The old investment adage that diversification is the antidote to uncertainty means that we should hold a combination of asset classes in a portfolio as these react in different ways to changing market conditions. Diversification is also at the core of a long distance runner’s training regimen. We cover short distances quickly to increase our speed, we train hills to deal with uneven terrain, we run intervals to cope with changes of pace and the long slow distance runs increase our endurance. To achieve compound returns requires time. Both time on your legs and time in the market.
If you are losing faith in human nature, go out and watch a marathon. (Katherine Switzer)

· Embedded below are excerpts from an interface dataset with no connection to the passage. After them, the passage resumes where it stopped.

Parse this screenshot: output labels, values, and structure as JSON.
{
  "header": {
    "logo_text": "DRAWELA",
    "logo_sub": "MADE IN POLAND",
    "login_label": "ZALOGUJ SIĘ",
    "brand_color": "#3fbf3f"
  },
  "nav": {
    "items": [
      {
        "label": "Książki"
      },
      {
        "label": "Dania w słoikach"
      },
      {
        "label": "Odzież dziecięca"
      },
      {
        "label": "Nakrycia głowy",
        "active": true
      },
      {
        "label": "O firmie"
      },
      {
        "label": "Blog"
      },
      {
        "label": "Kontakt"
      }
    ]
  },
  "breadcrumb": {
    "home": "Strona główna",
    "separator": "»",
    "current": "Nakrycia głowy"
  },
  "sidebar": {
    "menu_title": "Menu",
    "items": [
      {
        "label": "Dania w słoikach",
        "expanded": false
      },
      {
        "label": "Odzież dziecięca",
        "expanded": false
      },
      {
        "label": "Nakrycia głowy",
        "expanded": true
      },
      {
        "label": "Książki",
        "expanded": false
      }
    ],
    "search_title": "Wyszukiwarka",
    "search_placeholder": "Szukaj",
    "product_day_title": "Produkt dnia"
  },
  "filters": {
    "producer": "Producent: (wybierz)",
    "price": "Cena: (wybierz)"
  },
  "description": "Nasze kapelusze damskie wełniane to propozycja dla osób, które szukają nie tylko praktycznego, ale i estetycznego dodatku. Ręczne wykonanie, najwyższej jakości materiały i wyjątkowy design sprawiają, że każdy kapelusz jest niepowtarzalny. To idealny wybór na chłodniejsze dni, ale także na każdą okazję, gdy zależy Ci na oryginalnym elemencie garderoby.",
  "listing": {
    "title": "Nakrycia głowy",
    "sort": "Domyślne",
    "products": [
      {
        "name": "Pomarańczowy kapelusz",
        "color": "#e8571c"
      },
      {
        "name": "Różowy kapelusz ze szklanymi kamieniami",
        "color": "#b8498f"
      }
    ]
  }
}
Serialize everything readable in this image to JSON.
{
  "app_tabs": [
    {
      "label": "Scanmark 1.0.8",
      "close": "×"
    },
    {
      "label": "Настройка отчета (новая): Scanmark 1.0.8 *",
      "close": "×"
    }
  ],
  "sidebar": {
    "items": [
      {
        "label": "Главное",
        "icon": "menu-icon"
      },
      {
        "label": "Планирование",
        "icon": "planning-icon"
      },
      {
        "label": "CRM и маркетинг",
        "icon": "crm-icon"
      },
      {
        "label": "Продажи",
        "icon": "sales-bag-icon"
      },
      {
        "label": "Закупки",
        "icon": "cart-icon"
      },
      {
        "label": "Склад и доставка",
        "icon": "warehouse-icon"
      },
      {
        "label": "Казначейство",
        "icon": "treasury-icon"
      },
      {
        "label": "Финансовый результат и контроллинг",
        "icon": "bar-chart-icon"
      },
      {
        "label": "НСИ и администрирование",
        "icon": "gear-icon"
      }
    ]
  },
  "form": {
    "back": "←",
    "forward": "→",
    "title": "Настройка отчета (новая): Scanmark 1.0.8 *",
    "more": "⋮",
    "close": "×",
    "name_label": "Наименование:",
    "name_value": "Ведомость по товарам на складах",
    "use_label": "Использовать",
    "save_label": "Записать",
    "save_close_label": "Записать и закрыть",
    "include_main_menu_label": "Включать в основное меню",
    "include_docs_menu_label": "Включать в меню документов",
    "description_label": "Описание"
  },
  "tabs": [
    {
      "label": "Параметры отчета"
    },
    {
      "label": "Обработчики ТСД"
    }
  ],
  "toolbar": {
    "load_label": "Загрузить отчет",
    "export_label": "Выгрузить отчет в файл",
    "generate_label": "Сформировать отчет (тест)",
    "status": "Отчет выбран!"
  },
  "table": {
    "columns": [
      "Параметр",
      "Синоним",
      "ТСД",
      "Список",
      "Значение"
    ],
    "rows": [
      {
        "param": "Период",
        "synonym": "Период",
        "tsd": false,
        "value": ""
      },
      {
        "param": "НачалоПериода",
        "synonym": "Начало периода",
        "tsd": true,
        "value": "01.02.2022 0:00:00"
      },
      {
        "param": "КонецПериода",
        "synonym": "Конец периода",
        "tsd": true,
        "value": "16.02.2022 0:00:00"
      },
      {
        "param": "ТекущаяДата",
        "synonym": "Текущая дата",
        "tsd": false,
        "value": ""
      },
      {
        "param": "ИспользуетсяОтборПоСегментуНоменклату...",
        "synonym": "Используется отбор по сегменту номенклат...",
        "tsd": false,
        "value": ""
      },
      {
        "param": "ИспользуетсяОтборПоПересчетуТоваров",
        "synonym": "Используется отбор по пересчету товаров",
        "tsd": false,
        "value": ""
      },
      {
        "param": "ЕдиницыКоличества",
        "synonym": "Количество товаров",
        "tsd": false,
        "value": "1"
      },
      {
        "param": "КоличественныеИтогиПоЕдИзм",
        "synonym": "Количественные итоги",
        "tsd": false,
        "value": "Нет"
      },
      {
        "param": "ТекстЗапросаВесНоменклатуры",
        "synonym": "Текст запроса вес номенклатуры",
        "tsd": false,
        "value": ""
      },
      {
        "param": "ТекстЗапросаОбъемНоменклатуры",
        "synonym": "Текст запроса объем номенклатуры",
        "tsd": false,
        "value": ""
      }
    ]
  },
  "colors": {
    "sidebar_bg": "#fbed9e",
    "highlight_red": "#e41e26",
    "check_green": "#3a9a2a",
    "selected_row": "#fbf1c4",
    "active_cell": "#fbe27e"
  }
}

Our needs do change and unforeseen circumstances do arise. It is therefore important to monitor our progress against the measurement benchmarks that we have set. Our investment reviews are the regular time trials that keep us on track. We make incremental adjustments to our funding just as we vary our training activities. At a strategic level, the actuary designing a pension fund will set an initial contribution rate based on certain assumptions. At a tactical level, this will be varied along the way in the light of the changing member demographics and the changing investment environment.
A pilot would refer to this as a flight plan. There may be several changes of course along the way, depending on prevailing weather conditions. Your training regimen will have taught you that when you hit the proverbial wall, you can trust your autopilot instinct and run through the pain as your body adapts.
For years, chess players have adopted different styles. These include technical, positional, attacking and passive. Then along came the young American genius Bobby Fischer who didn’t have a discernable style – he just played the best moves and rewrote the record books. In any sport, it really doesn’t matter what style you adopt if you are better than everyone else.
As with chess, running and retirement planning have both a strategic and tactical component. Listen to your body. Take time out when you are exhausted and increase your schedule if you are running comfortably. Your investment manager will similarly make tactical decisions when asset classes are overvalued or markets deviate from their long term trends.
And then there are the fads that come and go. For decades, carbo loading was all the rage, but now banting seems to be the new norm. Back in the day, we supplemented our salt intake, but then we were told that this is dangerous. We hydrated and maintained electrolyte levels until the detractors argued that the body has the capacity to self-regulate. For a time, heart rate monitors were all the rage, now less people use them. The design of running shoes is ever changing. New theories abound, but we don’t seem to be getting any faster.
In the investment world, we also have our fads. There are those who believe that passive or index funds capture market returns more dependably and at lower costs than active funds. Proponents of the latter would disagree and would argue in favour of their own approaches or styles, including growth, momentum and value investing.
Crossing the start line may be an act of courage, but crossing the finish line is an act of faith. (John Bingham)
Commitment to the process is what keeps us going. And that is where your financial adviser has much in common with your personal trainer or athletics coach. Very few of us have the requisite levels of self-motivation to complete the course alone.
Your PKF Wealth adviser has the wisdom and expertise to be your conscience and your guide as you run the course and overcome the obstacles along the way.
You don’t stop running because you get old. You get old because you stop running. (Christopher McDougall: Born to Run)